Before she set her own table for Rosh Hashanah dinner last weekend, Rabbi Danielle Eskow and her children visited a survivor of the Holocaust. In their hands was an abundant meal, the holiday’s signature snack of apples and honey, and a bouquet of flowers. Delivering meals is something that Eskow and her children do regularly, both for holidays and the weekly Shabbat meal.
“It’s the highlight of my week,” said Eskow. “Fridays are the days when I feel like I get the most… like my soul gets filled.”
Eskow is the leading volunteer at Jewber (a play on Uber), a community organization that provides free Shabbat and holiday meals for Holocaust survivors in Greater Boston. The organization was started by three Brandeis graduate students — Simon Luxemburg, Myla Green, and Ana Sazonov — during the COVID-19 pandemic, when Holocaust survivors were even more isolated than usual.
When the three founders graduated and could no longer maintain the organization full-time, Eskow and her mother, Dina Gobuty, got behind the wheel. Now, Jewber delivers Shabbat and holiday meals to about 20 Holocaust survivors every week. Eskow said that some of their volunteers drive from Sharon to Newton to transport meals; college students also volunteer and make deliveries.
“A huge part of being Jewish is tzedakah and tikkun olam,” Eskow said, explaining terms that mean “charity” and “repairing the world,” respectively. “It’s about giving back.

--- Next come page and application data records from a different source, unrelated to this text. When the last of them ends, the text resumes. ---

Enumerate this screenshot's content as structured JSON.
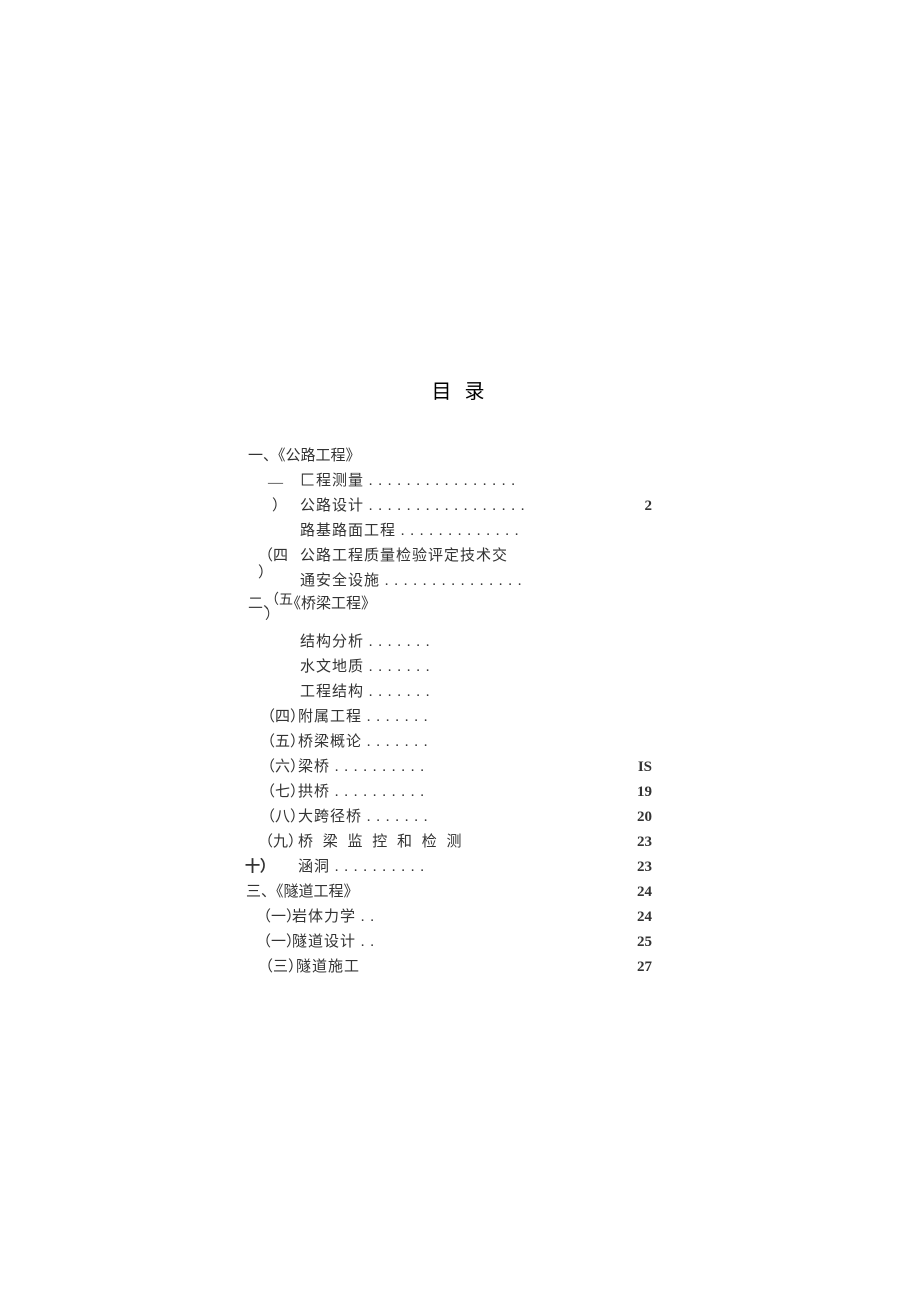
{
  "title": "目 录",
  "toc": {
    "sec1": "一、《公路工程》",
    "s1_m1": "—",
    "s1_l1": "匚程测量 . . . . . . . . . . . . . . . .",
    "s1_m2": "）",
    "s1_l2": "公路设计 . . . . . . . . . . . . . . . . .",
    "s1_p2": "2",
    "s1_l3": "路基路面工程 . . . . . . . . . . . . .",
    "s1_m4a": "（四",
    "s1_m4b": "）",
    "s1_l4a": "公路工程质量检验评定技术交",
    "s1_l4b": "通安全设施 . . . . . . . . . . . . . . .",
    "float2": "二、",
    "s1_m5": "（五",
    "s1_m5b": "）",
    "sec2": "《桥梁工程》",
    "s2_l1": "结构分析 . . . . . . .",
    "s2_l2": "水文地质 . . . . . . .",
    "s2_l3": "工程结构 . . . . . . .",
    "s2_m4": "（四）",
    "s2_l4": "附属工程 . . . . . . .",
    "s2_m5": "（五）",
    "s2_l5": "桥梁概论 . . . . . . .",
    "s2_m6": "（六）",
    "s2_l6": "梁桥 . . . . . . . . . .",
    "s2_p6": "IS",
    "s2_m7": "（七）",
    "s2_l7": "拱桥 . . . . . . . . . .",
    "s2_p7": "19",
    "s2_m8": "（八）",
    "s2_l8": "大跨径桥 . . . . . . .",
    "s2_p8": "20",
    "s2_m9": "（九）",
    "s2_l9": "桥 梁 监 控 和 检 测",
    "s2_p9": "23",
    "s2_m10": "十）",
    "s2_l10": "涵洞 . . . . . . . . . .",
    "s2_p10": "23",
    "sec3": "三、《隧道工程》",
    "s3_p0": "24",
    "s3_m1": "（一）",
    "s3_l1": "岩体力学 . .",
    "s3_p1": "24",
    "s3_m2": "（一）",
    "s3_l2": "隧道设计 . .",
    "s3_p2": "25",
    "s3_m3": "（三）",
    "s3_l3": "隧道施工",
    "s3_p3": "27"
  }
}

It’s about making a difference in the world.”
Every meal they deliver is donated by Dushez catering, a New England-based kosher catering company whose food blends a wide range of cuisines from Jewish to French to Mediterranean. Dushez is owned by Galit and Yoel Konstantine, a couple from Israel.
“My mother lives alone in Israel, so this whole subject is very close to our hearts,” said Galit Konstantine. Jewber’s mission is personal for Yoel Konstantine as well — some members of his own family had been Holocaust survivors. “Holocaust survivors are still out there,” said Yoel Konstantine. “And we can do something about it.”
For their Shabbat meals, the couple always includes a protein — whether it’s chicken or fish — along with a starch, a vegetable, and a dessert. “Even a pasta dish,” Yoel Konstantine said. “Even things a little bit more out of the ordinary, not just traditional.” Every Jewber meal from Dushez is also paired with challah bread from Newton’s Blacker’s Bakery and two candles to light in accordance with the Shabbat tradition.
For Rosh Hashanah, which ended Sunday, the couple elevated the menu. “We’ll give extra things for the holiday like a honey cake and maybe also extra soup,” said Galit Konstantine. “Always something extra.”
Galit Konstantine makes all the desserts in-house. She said her chocolate chip cookies are one of the participants’ favorite treats. They also cater to dietary restrictions for vegetarians and those with medical conditions.
“We’ll be there one day, lonely and old. We have to remember this,” said Galit Konstantine. “I think it’s really important that they feel that someone really cares about them.”
Even more than just providing food, Jewber volunteers provide company, something that a lot of Holocaust survivors don’t often have. Eskow remembers a time when she and her daughters delivered a meal to an older woman on Hanukkah. When they got to her home, they realized that the woman didn’t have a menorah — she hadn’t been able to find hers since her husband passed away. So Eskow and her daughters found some tea lights, shaping them into a makeshift menorah so that they could light the candles with her.
“The fact that we were there and able to help her, and really bring that light back into her life for the holiday — literally and figuratively — was very powerful,” said Eskow. “Rosh Hashanah is the beginning of a new year... It’s also an opportunity to think about how we can make the world a better place, our community a better place this year.”
Elena Giardina can be reached at firstname.lastname@example.org.